■ Task objective
Scan the records for "Show". Report each line that includes it.
Source material below:
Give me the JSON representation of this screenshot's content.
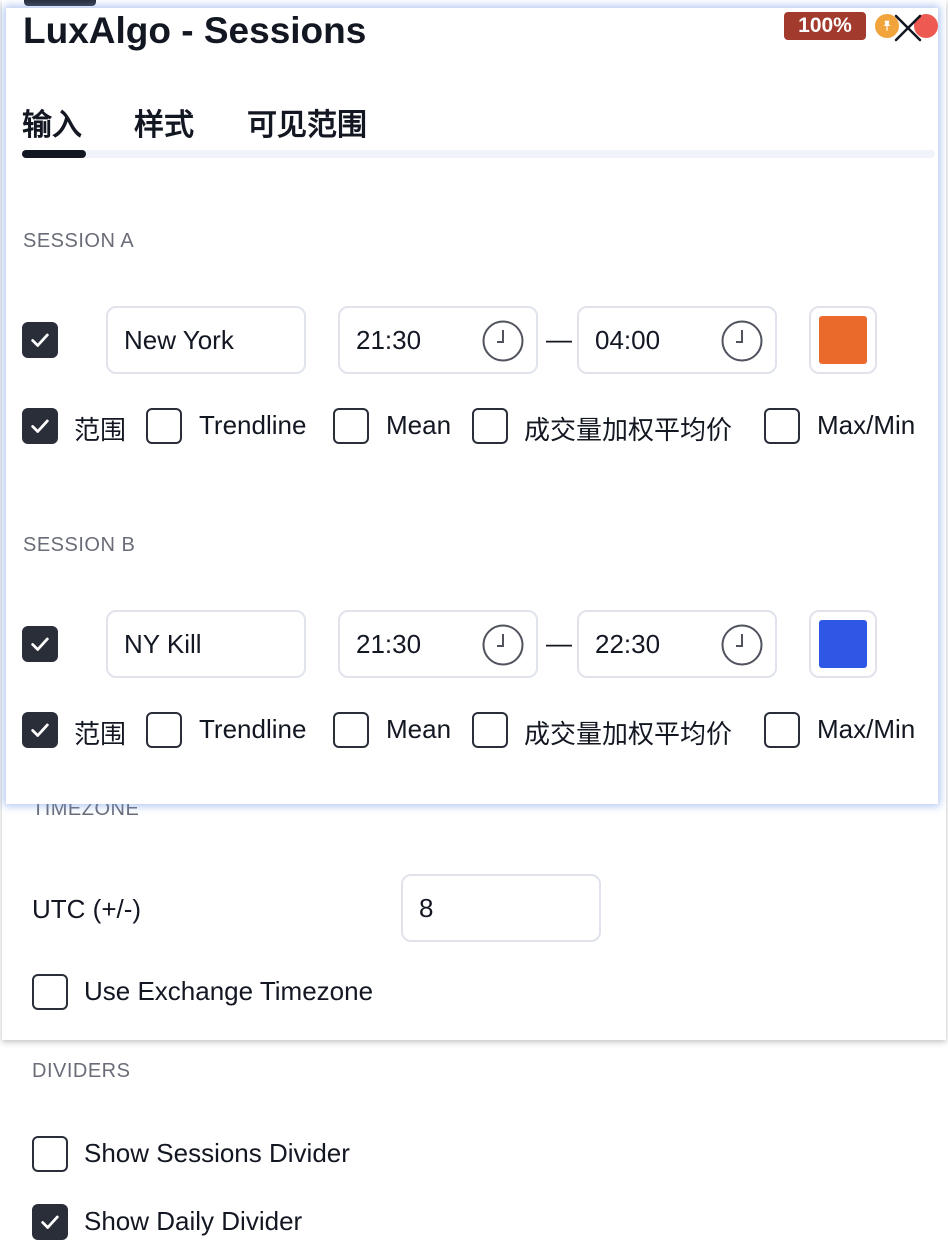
{
  "dialog": {
    "title": "LuxAlgo - Sessions",
    "zoom_badge": "100%",
    "tabs": [
      "输入",
      "样式",
      "可见范围"
    ]
  },
  "sessions": [
    {
      "heading": "SESSION A",
      "enabled": true,
      "name": "New York",
      "start": "21:30",
      "separator": "—",
      "end": "04:00",
      "color": "#ea6a2c",
      "options": [
        {
          "label": "范围",
          "checked": true
        },
        {
          "label": "Trendline",
          "checked": false
        },
        {
          "label": "Mean",
          "checked": false
        },
        {
          "label": "成交量加权平均价",
          "checked": false
        },
        {
          "label": "Max/Min",
          "checked": false
        }
      ]
    },
    {
      "heading": "SESSION B",
      "enabled": true,
      "name": "NY Kill",
      "start": "21:30",
      "separator": "—",
      "end": "22:30",
      "color": "#2f57e6",
      "options": [
        {
          "label": "范围",
          "checked": true
        },
        {
          "label": "Trendline",
          "checked": false
        },
        {
          "label": "Mean",
          "checked": false
        },
        {
          "label": "成交量加权平均价",
          "checked": false
        },
        {
          "label": "Max/Min",
          "checked": false
        }
      ]
    }
  ],
  "timezone": {
    "heading": "TIMEZONE",
    "utc_label": "UTC (+/-)",
    "utc_value": "8",
    "use_exchange_label": "Use Exchange Timezone",
    "use_exchange_checked": false
  },
  "dividers": {
    "heading": "DIVIDERS",
    "sessions_label": "Show Sessions Divider",
    "sessions_checked": false,
    "daily_label": "Show Daily Divider",
    "daily_checked": true
  },
  "icons": {
    "checkbox": "checkmark-icon",
    "time": "clock-icon",
    "pin": "pin-icon",
    "close": "close-icon"
  }
}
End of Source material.
■ Solution to this exercise
    "sessions_label": "Show Sessions Divider",
    "daily_label": "Show Daily Divider",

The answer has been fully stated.